Weird warm spell in February prompts wildlife to spring into action too early

Wild daffodils

The warm weather we had this February has caused lots of wildlife to appear earlier than it normally would.

peacock butterfly on dry ground in the sun - copyright Zsuzsanna Bird

Peacock butterfly © Zsuzsanna Bird

We’ve had loads of reports of spring butterflies already being on the wing: small tortoiseshell, red admiral, peacock and painted lady.

Most of these will have overwintered and emerged early due to the warm, sunny weather but it’s probable that painted lady butterflies have migrated from overseas. 

image of a Red admiral butterfly resting on ivy plant - copyright Richard Burkmar

Red admiral © Richard Burkmar

We’ve also had a report of a large dragonfly on the wing at our Foulshaw Moss Nature Reserve.

This type of dragonfly would normally stay as a nymph until later in the summer so this sighting is very unusual and again this dragonfly may have travelled here from continental Europe.

small tortoiseshell butterfly resting on a rock - copyright Neil Aldridge

Small tortoiseshell butterfly © Neil Aldridge

A big concern is that wildlife becomes out of sync with each other, so there might not be enough nectar to support bees at this time
Joe Murphy, Senior Reserves Officer
Cumbria Wildlife Trust
Common lizards on boardwalk with yellow flowers

Common Lizard © Derek Farman

Common lizards have been spotted at our Foulshaw Moss and Hutton Roof Crags nature reserves, which is very early and this may be a record early sighting.

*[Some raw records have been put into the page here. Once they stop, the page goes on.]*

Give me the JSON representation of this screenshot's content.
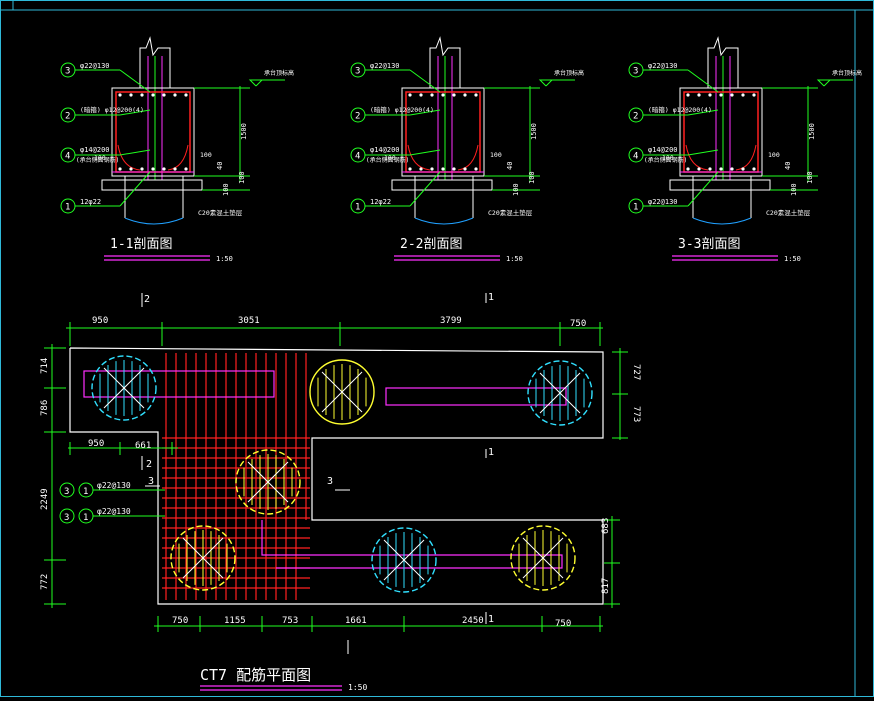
{
  "drawing": {
    "sections": [
      {
        "title": "1-1剖面图",
        "scale": "1:50",
        "labels": {
          "top_bar": "φ22@130",
          "stirrup": "(暗箍) φ12@200(4)",
          "side_bar": "φ14@200",
          "side_note": "(承台侧面钢筋)",
          "bottom_bar": "12φ22",
          "pile": "C20素混土垫层",
          "elev": "承台顶标高",
          "dim_height": "1500",
          "dim_a": "100",
          "dim_b": "100",
          "dim_c": "100",
          "dim_d": "100",
          "dim_40": "40"
        },
        "markers": [
          "3",
          "2",
          "4",
          "1"
        ]
      },
      {
        "title": "2-2剖面图",
        "scale": "1:50",
        "labels": {
          "top_bar": "φ22@130",
          "stirrup": "(暗箍) φ12@200(4)",
          "side_bar": "φ14@200",
          "side_note": "(承台侧面钢筋)",
          "bottom_bar": "12φ22",
          "pile": "C20素混土垫层",
          "elev": "承台顶标高",
          "dim_height": "1500",
          "dim_a": "100",
          "dim_b": "100",
          "dim_c": "100",
          "dim_d": "100",
          "dim_40": "40"
        },
        "markers": [
          "3",
          "2",
          "4",
          "1"
        ]
      },
      {
        "title": "3-3剖面图",
        "scale": "1:50",
        "labels": {
          "top_bar": "φ22@130",
          "stirrup": "(暗箍) φ12@200(4)",
          "side_bar": "φ14@200",
          "side_note": "(承台侧面钢筋)",
          "bottom_bar": "φ22@130",
          "pile": "C20素混土垫层",
          "elev": "承台顶标高",
          "dim_height": "1500",
          "dim_a": "100",
          "dim_b": "100",
          "dim_c": "100",
          "dim_d": "100",
          "dim_40": "40"
        },
        "markers": [
          "3",
          "2",
          "4",
          "1"
        ]
      }
    ],
    "plan": {
      "title": "CT7  配筋平面图",
      "scale": "1:50",
      "top_dims": [
        "950",
        "3051",
        "3799",
        "750"
      ],
      "mid_dims": [
        "950",
        "661"
      ],
      "bottom_dims": [
        "750",
        "1155",
        "753",
        "1661",
        "2450",
        "750"
      ],
      "left_dims": [
        "714",
        "786",
        "2249",
        "772"
      ],
      "right_top_dims": [
        "727",
        "773"
      ],
      "right_bottom_dims": [
        "683",
        "817"
      ],
      "rebar_callouts": [
        {
          "marks": [
            "3",
            "1"
          ],
          "text": "φ22@130"
        },
        {
          "marks": [
            "3",
            "1"
          ],
          "text": "φ22@130"
        }
      ],
      "section_marks": [
        "2",
        "3",
        "3",
        "1",
        "1",
        "1",
        "2"
      ]
    }
  }
}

An early purple orchid has been spotted on Cunswick Scar and wild daffodils are flowering on the Kendal bypass.  

We’d expect both of these plant species to be flowering in April.

Buff tailed bumblebee - copyright Penny Frith

Buff-tailed bumblebee © Penny Frith

Bumblebees have also emerged early.

It’s difficult to say what impact the early spring weather could have on wildlife in the long term.

A big concern is that wildlife becomes out of sync with each other, so there might not be enough nectar to support bees at this time.

Bees could also be seriously affected if this weather is followed by  a cold snap.
 

Red tailed bumblebee - copyright Penny Frith

Red tailed bumblebee ©Penny Frith

The good news is that there are plenty of practical ways we can help the animals in our gardens.

You can provide the food, drink and shelter that nature is not yet ready to give...

  • Ensure there's plenty of energy-rich bird food in bird feeders.
  • Keep water bowls topped up.
  • Avoid cutting back any hedges, ivy growth or other vegetation where birds may be starting to build nests.
  • Be careful when you cut the grass for the first time. Hedgehogs may be hiding in the longer sections of grass.
  • Put small amounts of fish-free dog food down for hedgehogs. Retain a wild corner in your garden where they can nest.
  • Hedgehogs can only enter gardens where there are small entry points under gates or fences. Make sure there is plenty of room for them to enter your garden or green space.